“Don’t worry about it,” Roethlisberger said. “You have to move on and put that behind you.”
The Pittsburgh Steelers should be thinking the same way after losing to the Kansas City Chiefs, 23-13.
Villanueva, making his first career NFL start in place of injured Kelvin Beachum, gave up a sack just before the two-minute warning to Tamba Hali, who stripped quarterback Landry Jones of the ball and the Chiefs recovered.
Chances are, even if the Steelers score on that drive, it wouldn’t have mattered in what turned out to be a 23-13 loss to the Kansas City Chiefs. But that didn’t mean Villanueva didn’t take it hard.
“When you give up a sack and put them in a drive to win the game, and it’s a strip-fumble, it’s a terrible feeling,” said Villanueva.
The group to feel terrible after this game, however, should have been the defense.
Yes, the Steelers stopped the Chiefs three times in the red zone in the first half. But they allowed Chiefs to drive the length of the field three times, failing to force a punt.
“Early on, as a defense, we stood up in the red zone,” said defensive end Cameron Heyward. “(But) we can’t allow a team to keep driving and keep getting into the red zone. We’ve got to get a lot better. I think we will. It’s just one game. I’m not going to say it dictates our season.

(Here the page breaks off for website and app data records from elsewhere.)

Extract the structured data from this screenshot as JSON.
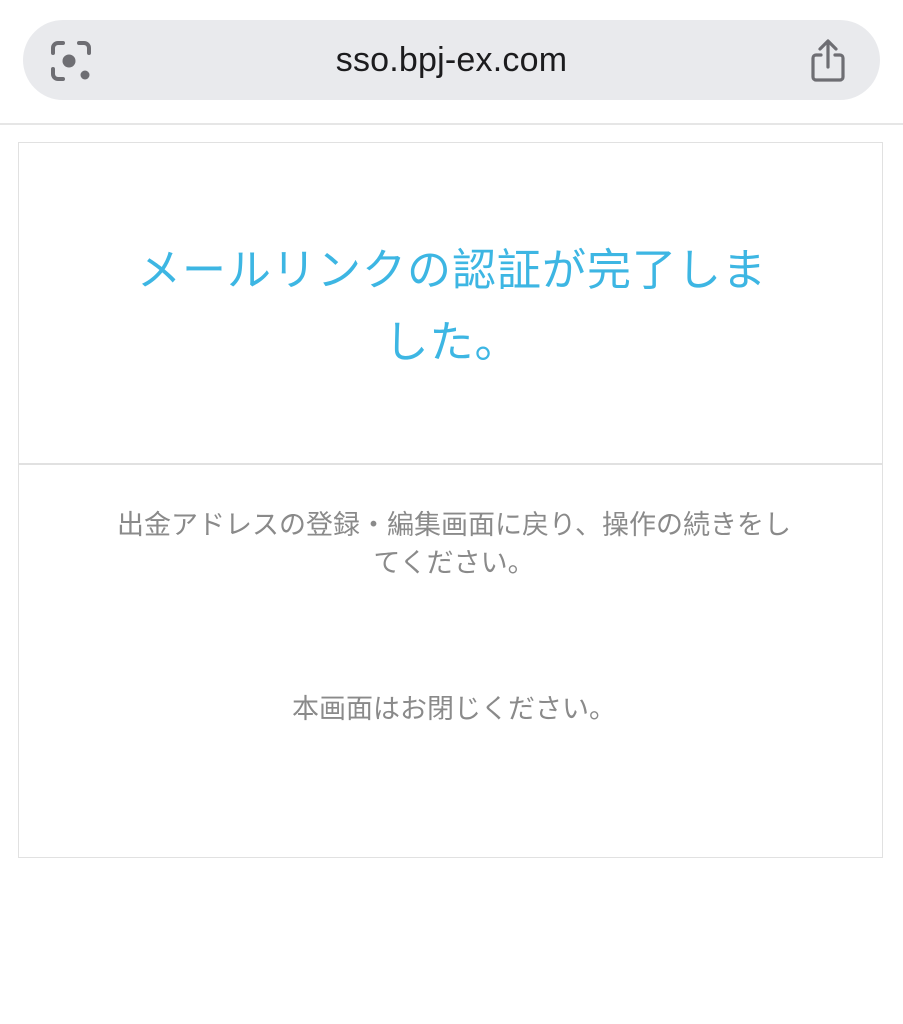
{
  "browser": {
    "url": "sso.bpj-ex.com",
    "left_icon": "visual-search-icon",
    "right_icon": "share-icon"
  },
  "card": {
    "title": "メールリンクの認証が完了しました。",
    "instruction": "出金アドレスの登録・編集画面に戻り、操作の続きをしてください。",
    "close_note": "本画面はお閉じください。"
  },
  "colors": {
    "title": "#3db6e3",
    "body_text": "#8a8a8a",
    "address_bar_bg": "#e9eaed"
  }
}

“Too many times, we missed tackles; too many times, we were late on blitzes. It’s hard to win in this league as it is. When you don’t do the things you’re supposed to do, you’re putting yourself at a disadvantage.”
Especially when you have a quarterback and left tackle making their first career starts.
Roethlisberger is expected back next Sunday against the Cincinnati Bengals at Heinz Field, so, with any luck, the Steelers won’t have to see Jones make his second career start anytime soon.
As for Villanueva, talking to Roethlisberger and other teammates will help him keep things in perspective.
“He played a great game,” said guard David DeCastro. “The guy made one play late in the game. You can keep a guy quiet the whole game and he makes one play when they’ve got their ears pinned back. He’s fine. He’ll beat himself up. That’s his personality. That’s the NFL. It’s one week. You’ve got to move on.”
The Steelers should remember that as a team.
* The main line of questioning in the locker room following this game focused mainly on the probable return of Roethlisberger next week and how the Steelers should be happy they went 2-2 without their leader.
Some of the guys weren’t buying that.
“No,” said Heyward when asked if it was good to go 2-2 without Roethlisberger. “Every team has injuries. Every team is going through their own things. For us to do that, would be stupid and makes us whiners if we say, ‘Feel sorry for me because we didn’t have all of our people.’”
Or, as Le’Veon Bell put it when asked if he felt OK about being 4-3, “I wish we were 7-0.”
* Jones was OK in his first career start, 16 of 29 for 209 yards, one touchdown and two interceptions. One of his interceptions came on a ball that was tipped at the line of scrimmage by linebacker Justin Houston, went through the hands of Antonio Brown and into those of diving safety Eric Berry.
“The guy made a great play getting his hands out and tipping the ball,” said Brown, who caught six passes for 124 yards. “That made the ball bounce up on me while I was making the catch and the guy made a great play.
“The trajectory of the ball changed, but I’ve got to make play in that situation.”
* Mike Tomlin attempted a pair of fourth-down conversions in the first half, making the first on a run by DeAngelo Williams but failing on the second on a Williams run.
The first conversion set up a field goal by Chris Boswell that tied the game at 3-3. But Tomlin opted against kicking a field goal to potentially tie the game at 6-6 from the Kansas City 32 in the second quarter.
“It was one yard,” said Tomlin. “We’ve got to be aggressive under the circumstances we were in. I don’t apologize for that. I felt good about it. They made a nice play.”